One final thought: In all the neighboring countries of Asia ( Malaysia, Singapore, Myanmar, Laos and Cambodia) the food is always spicy and often sour. Does it make sense that only in Thailand it is sweet? No way.  The New York Times article was right. The food in many Thai restaurants in America is too sweet and  it is inauthentic.

 

Read Full Post »

Tipping or service charges are so much a part of eating out in America that it is strange to be in an environment where tipping is not the norm. Five years ago, on a trip to Tokyo, we were taken aback to find that tips were not expected, where they were politely returned to us. We learned quickly and did not repeat our mistake. It was a practice that I wish existed elsewhere.

Though I always add tips when paying restaurant tabs, it is something that leaves me feeling either foolish or parsimonious. Did I tip too little or too much? Sometimes, I am not sure. Years ago, 15% was the standard tip, then it became 18%. Now , we are told it should be 20%, even 25% for exceptional service. Why? Why do these standards keep changing, always going up? Also, initially, the percentage was supposed to be calculated on the food and beverage cost; then it switched to a percentage of the entire bill, including tax. Finally, with the hefty markup on wines and drinks, the expected tip increases out of all proportion to the service being provided.

Tips were supposed to be optional, not mandatory. Now, they are expected as a right. They are even suggested and encouraged where they should not be. At the coffee shop where I pick up a bagel and coffee, there is a tip jar on the counter. What exactly is the tip for in this instance? For ringing up my order and handing it to me? I don’t buy it.

Service charges are not the answer. They merely mean a mandatory tip, whether the service is good or not and just take the guesswork out of figuring out what is appropriate. Besides, one has way of knowing how much of the service charge actually goes to the wait-staff and how much is skimmed off by the management, something I suspect happens a lot.

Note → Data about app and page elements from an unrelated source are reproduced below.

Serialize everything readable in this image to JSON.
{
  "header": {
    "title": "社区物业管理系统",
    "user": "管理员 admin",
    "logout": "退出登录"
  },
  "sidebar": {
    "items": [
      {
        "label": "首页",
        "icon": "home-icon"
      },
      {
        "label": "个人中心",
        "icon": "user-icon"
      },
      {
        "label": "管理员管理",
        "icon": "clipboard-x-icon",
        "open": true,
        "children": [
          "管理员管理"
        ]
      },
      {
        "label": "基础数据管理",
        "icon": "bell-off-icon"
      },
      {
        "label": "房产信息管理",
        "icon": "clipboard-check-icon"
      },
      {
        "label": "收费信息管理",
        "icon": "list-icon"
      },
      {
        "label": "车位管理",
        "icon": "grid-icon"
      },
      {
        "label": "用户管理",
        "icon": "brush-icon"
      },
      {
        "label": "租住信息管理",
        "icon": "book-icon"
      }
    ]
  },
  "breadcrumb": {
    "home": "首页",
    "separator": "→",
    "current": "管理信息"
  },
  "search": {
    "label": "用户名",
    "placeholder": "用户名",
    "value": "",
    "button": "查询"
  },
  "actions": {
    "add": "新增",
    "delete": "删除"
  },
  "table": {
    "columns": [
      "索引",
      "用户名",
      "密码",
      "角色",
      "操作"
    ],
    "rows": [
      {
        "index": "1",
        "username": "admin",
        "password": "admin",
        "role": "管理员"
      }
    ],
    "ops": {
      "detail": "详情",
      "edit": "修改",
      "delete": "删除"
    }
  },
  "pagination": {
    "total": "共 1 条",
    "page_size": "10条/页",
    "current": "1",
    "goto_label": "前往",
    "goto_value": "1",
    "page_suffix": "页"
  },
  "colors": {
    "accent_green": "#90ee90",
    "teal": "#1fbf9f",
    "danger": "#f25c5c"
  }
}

By not including the service in the basic cost of the meal, restaurants are doing what the airlines do. Keeping the stated price low and then socking customers with extras. Airlines do it to hide the true cost of a flight; restaurant owners do it to pass on the cost to diners and to avoid paying employees a living wage.

I’m glad therefore glad to read that some restaurants ( many of them owned by Danny Meyer) in New York City have abolished the practice of tipping. The prices listed on the menu ( plus tax) are the total cost of the meal. No hidden charges. This way, I can look at the prices on the online menu and decide whether a particular restaurant is worthwhile or whether it is too rich for my blood.

P.S The above might make me seem a curmudgeon but I don’t think I am. I am careful to tip ( and quite generously too) at ordinary restaurants. At low end restaurants, I tip more because I know the servers don’t make much. What gets my goat is the outsize charge for service at the upper end restaurants that I occasionally eat at.

Read Full Post »

Older Posts »

Mr. & Mrs. 55 - Classic Bollywood Revisited!

Two Harvard students relive the magic and music of old Bollywood cinema

Golden Ripples

About Food, Travel, Sports , Books and other fun things

47 Japanese Farms: Japan Through The Eyes of Its Rural Communities -- 47日本の農園

A journey through 47 prefectures to capture the stories of Japan's farmers and rural communities

WordPress.com

WordPress.com is the best place for your personal blog or business site.

%d bloggers like this: